Explicit websites must prove users are 18 or risk being banned in UK
The Government is to appoint a regulator to police sex websites in a bid to stop children accessing explicit material.

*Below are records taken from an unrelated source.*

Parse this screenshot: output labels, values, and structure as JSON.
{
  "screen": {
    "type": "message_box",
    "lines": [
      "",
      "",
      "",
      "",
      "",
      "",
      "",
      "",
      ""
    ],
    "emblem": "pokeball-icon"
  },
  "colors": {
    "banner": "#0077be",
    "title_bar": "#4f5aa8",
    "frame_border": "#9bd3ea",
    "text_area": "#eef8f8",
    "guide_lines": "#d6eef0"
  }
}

The Government is to appoint a regulator to police sex websites in a bid to stop children accessing explicit material. Pornography websites will be legally required to install age-verification software controls by next April to ensure users are not under 18. Visitors to websites containing adult material may be asked to provide credit card details, as gambling sites do. Companies in the UK breaking the rules set out in the Digital Economy Act face being blocked by their internet provider as part of tough new regulations set to be announced later on Monday (July 17) by the Government. An estimated one million children access explicit websites each month, according to the NSPCC. The charity warns their content can give children a warped view of relationships, increase “risky” behaviour, and create unrealistic expectations of body image and performance. The policing of websites will involve expanding the remit of the British Board of Film and Classification, which sets age limits for films, DVDs and computer games, to include enforcing age-verification on x-rated sites. Digital Minister Matt Hancock said: “We are taking the next step to put in place the legal requirement for websites with adult content to ensure it is safely behind an age-verification control. “All this means that while we can enjoy the freedom of the web, the UK will have the most robust internet child protection measures of any country in the world.” The Department for Digital, Culture, Media and Sport said it wants all sites offering pornography to have age-verification controls in place by April 2018. Mr Hancock will formally begin the process with a written statement to the House of Commons on Monday. Will Gardner, chief executive of internet safety charity Childnet, said: “Protecting children from exposure, including accidental exposure, to adult content is incredibly important, given the effect it can have on young people. “Steps like this to help restrict access, alongside the provision of free parental controls and education, are key. “It is essential to help parents and carers, as well as young people, be more aware of this risk and what they can do to prevent exposure and also to make sense of exposure if it happens.” Just under half of 11-to-16-year-olds and almost two-thirds of 11-to-12-year-olds have viewed pornography online, according to an NSPCC report published last year. Researchers found 28 per cent of children were more likely to stumble upon explicit sites than access them directly, while 19 per cent had searched for it deliberately.